Last week I was asked by a reader of my “Flagging Up Mr Leather” post what the other Leather Pride flags in the little montage (above) at the end represented. It’s a while since I’ve written about flags, so it gives me a good excuse to write some more!
Before going on to the various Leather Pride flags I should give my personal criteria for what I consider to be a valid community flag. I’ve taken about 5 years to research as many lgbt flags as I can find. There are a lot of flag designs given online, sometimes by individual bloggers or web designers who just want to show their own ideas. For me, to have a flag included in my file as an “official” lgbt community flag the design has to be acknowledged or widely accepted by more than just the visitors to one blog. Think of it like new words and how some are accepted into dictionaries and others not, no matter how often you say them. Occasionally a flag proposal enters my list. This is because it may form part of a “contest” to choose one design from several.
But, first and foremost, it all comes down to one obvious criterium – a flag is a flag. If I see an actual flag being waved or sold, or read about it appearing at a specific event, it enters my files automatically. It doesn’t matter if it is only one person who has the flag (probably specially made for the event by the person concerned), but it is seen in public on open display and represents a specific part of the community. That is how several community Pride flags have originated. The Leather Pride flag itself had such an origin – a one-off flag designed for a specific event that became accepted immediately by the community.
Now that I’ve got that explained, on to the Leather flags. All of these have met the criteria I have just given. Some have been more difficult to research than others, and I would welcome information on any of them if you know anything.
I gave a history of the Leather Pride flag in “Flagging Up Mr Leather”, so it needn’t be repeated here. So here are short descriptions of all those in the montage at the end of that post and reproduced above.
They are, from top to bottom, left to right:

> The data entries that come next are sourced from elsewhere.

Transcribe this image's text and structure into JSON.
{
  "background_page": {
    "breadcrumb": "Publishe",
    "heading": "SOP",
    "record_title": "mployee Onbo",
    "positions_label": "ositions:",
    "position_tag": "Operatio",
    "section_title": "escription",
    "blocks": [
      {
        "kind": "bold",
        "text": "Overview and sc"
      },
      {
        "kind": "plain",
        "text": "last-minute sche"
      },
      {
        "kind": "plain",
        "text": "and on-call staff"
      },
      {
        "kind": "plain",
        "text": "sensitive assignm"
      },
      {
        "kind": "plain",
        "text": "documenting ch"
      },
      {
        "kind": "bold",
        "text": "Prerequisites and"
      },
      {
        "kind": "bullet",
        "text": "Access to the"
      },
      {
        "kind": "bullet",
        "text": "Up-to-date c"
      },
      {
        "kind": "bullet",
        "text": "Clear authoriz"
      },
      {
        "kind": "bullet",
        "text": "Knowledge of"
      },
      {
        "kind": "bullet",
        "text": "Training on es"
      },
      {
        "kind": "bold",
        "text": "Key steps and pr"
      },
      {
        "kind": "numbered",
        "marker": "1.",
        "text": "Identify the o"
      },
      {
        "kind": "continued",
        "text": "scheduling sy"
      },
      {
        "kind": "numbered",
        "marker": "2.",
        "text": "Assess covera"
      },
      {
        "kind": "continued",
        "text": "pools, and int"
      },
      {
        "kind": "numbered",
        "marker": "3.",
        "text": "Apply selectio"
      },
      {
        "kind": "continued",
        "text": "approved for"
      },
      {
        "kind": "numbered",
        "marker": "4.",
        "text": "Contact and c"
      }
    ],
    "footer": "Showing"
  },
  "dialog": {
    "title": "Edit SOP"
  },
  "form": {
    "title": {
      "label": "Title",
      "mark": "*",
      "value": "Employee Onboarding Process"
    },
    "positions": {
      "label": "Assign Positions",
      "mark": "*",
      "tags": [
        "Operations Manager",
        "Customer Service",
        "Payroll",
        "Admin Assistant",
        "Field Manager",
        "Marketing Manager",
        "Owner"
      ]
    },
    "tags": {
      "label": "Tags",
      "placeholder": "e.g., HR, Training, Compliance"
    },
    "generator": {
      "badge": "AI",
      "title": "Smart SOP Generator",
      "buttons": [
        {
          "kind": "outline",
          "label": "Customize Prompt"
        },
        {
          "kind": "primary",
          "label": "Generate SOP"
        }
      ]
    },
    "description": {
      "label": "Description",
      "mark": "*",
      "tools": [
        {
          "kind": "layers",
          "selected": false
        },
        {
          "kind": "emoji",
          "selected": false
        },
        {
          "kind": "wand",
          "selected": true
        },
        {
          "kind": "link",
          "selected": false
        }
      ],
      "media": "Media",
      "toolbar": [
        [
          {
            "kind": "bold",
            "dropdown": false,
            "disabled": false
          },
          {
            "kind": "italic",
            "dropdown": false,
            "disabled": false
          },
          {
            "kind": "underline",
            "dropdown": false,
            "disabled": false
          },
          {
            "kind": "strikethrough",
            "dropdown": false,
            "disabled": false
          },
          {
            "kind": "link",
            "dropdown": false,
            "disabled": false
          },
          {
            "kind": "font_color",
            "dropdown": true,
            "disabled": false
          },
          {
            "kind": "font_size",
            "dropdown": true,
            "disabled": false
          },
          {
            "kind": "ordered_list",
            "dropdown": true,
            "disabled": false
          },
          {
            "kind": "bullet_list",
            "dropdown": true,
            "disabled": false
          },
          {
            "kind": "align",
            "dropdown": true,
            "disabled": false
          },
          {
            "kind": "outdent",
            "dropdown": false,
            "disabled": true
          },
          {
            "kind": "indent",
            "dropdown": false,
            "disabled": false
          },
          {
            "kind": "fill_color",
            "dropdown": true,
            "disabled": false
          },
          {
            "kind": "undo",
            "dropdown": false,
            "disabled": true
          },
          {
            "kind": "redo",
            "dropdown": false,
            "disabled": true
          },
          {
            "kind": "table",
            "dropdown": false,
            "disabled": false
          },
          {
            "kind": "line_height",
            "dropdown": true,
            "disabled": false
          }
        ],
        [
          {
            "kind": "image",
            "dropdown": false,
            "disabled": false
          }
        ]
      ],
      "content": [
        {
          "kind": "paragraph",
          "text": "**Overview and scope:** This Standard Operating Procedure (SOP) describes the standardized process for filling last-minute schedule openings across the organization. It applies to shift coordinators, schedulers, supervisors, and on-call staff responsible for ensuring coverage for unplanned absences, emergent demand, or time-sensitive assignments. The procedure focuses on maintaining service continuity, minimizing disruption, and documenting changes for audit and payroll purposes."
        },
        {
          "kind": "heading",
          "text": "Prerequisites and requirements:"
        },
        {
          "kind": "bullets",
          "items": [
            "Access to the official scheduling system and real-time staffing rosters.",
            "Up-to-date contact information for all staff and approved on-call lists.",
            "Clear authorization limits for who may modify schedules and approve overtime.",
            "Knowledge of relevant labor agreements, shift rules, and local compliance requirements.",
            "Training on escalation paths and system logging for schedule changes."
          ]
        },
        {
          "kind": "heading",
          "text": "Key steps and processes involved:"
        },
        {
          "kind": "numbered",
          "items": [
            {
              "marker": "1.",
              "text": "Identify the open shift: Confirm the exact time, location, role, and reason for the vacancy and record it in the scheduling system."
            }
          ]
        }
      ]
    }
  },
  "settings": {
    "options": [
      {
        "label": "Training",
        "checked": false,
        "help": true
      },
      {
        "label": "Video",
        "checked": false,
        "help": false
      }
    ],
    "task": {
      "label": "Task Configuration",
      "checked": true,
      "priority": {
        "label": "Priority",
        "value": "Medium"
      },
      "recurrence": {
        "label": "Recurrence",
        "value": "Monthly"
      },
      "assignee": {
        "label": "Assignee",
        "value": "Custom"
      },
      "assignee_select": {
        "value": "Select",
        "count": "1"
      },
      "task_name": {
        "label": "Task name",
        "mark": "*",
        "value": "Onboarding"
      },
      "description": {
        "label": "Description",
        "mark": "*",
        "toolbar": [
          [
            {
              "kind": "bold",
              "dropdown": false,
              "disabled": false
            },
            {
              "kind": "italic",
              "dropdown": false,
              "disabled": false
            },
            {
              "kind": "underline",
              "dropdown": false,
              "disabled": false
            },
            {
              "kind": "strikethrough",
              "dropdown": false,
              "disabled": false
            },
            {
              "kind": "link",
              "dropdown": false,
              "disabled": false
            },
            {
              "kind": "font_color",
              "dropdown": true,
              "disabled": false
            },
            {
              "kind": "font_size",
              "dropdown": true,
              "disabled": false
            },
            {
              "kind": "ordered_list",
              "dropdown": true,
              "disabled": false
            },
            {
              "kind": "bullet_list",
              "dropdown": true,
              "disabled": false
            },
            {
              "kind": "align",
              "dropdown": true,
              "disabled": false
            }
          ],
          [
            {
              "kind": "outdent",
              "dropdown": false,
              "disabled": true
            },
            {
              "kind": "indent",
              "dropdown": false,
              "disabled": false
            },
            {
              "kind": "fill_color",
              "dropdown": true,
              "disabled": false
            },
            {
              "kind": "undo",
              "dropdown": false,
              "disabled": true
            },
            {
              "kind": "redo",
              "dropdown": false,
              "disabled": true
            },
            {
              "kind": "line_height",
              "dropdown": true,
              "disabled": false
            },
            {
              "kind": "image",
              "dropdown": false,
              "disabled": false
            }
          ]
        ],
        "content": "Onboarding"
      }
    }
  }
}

BDSM – This Bondage, Discipline and Sado-Masochism Pride flag first appeared in 1997. The central emblem was designed in 1995 by a website owner called “Quagmyr”.
Skinhead Pride – Not part of the leather community as such, but it is based on the Leather Pride flag. It was designed to commemorate the FENIX Global Skin Movement’s 10th anniversary in 2006. The only names I have for the designers are “Shadowskin” and “SkinDavid”.
Leather Girl – The blue of Leather Pride is substituted with pink to represent female leather-lovers. Designed by Sheryl Dee for the Ms San Diego Leather Contest in November 2003.
Bootblack Pride – For that part of the leather community who get a kick (if you’ll pardon the pun) out of shining leather boots worn by others. This was designed by Jesse Penley and introduced on 6 October 2005 at the International Leather Sir and Leatherboy Weekend.
Leather Boi – The blue of Leather Pride is substituted with green to symbolise the young, fresh, leather lovers of the younger age group. This was designed by Keith Polannen and made its first appearance at the Mid-Atlantic Leather contest of 1998.
Slave pride – Some members of the BDSM community enjoy acting as slaves to masters. This is their flag. It’s origin and designed have not been identified.
Switch Pride – Some members of the leather and BDSM communities enjoy taking both dominant and passive roles, switching from one to the other. This is represented by the 2 arrows. I can find no reference to it before 2009.
Boot Pride – More for those with a boot fetish rather than the boot-shiners above. It’s designer is unknown, but it originates before 2009.
Dog/Puppy Pride – Role-play is big part of some communities, and most seem to adapt the Leather Pride flag. This is for those who role-play as dogs (one of the fetish stereotypes you often see on drama programmes). This is not the most common Puppy Pride flag but one of several variants dating from around 2009, and is included to illustrate the different orientation of the stripes.
Folsom Street Fair – A banner displayed at the Folsom Street Fair during San Francisco Leather Pride week. I have no record of its appearance before 1999 and have not identified a designer, though it may have been designed by the Fair’s organisers sometime in the mid-1990s (probably after 1994).
– not very common as yet, but I have seen it being advertised for sale as a flag, postcard, poster and badge. Designed by Mark Thaler in 2009. Other national and regional flags have been similarly adapted. UK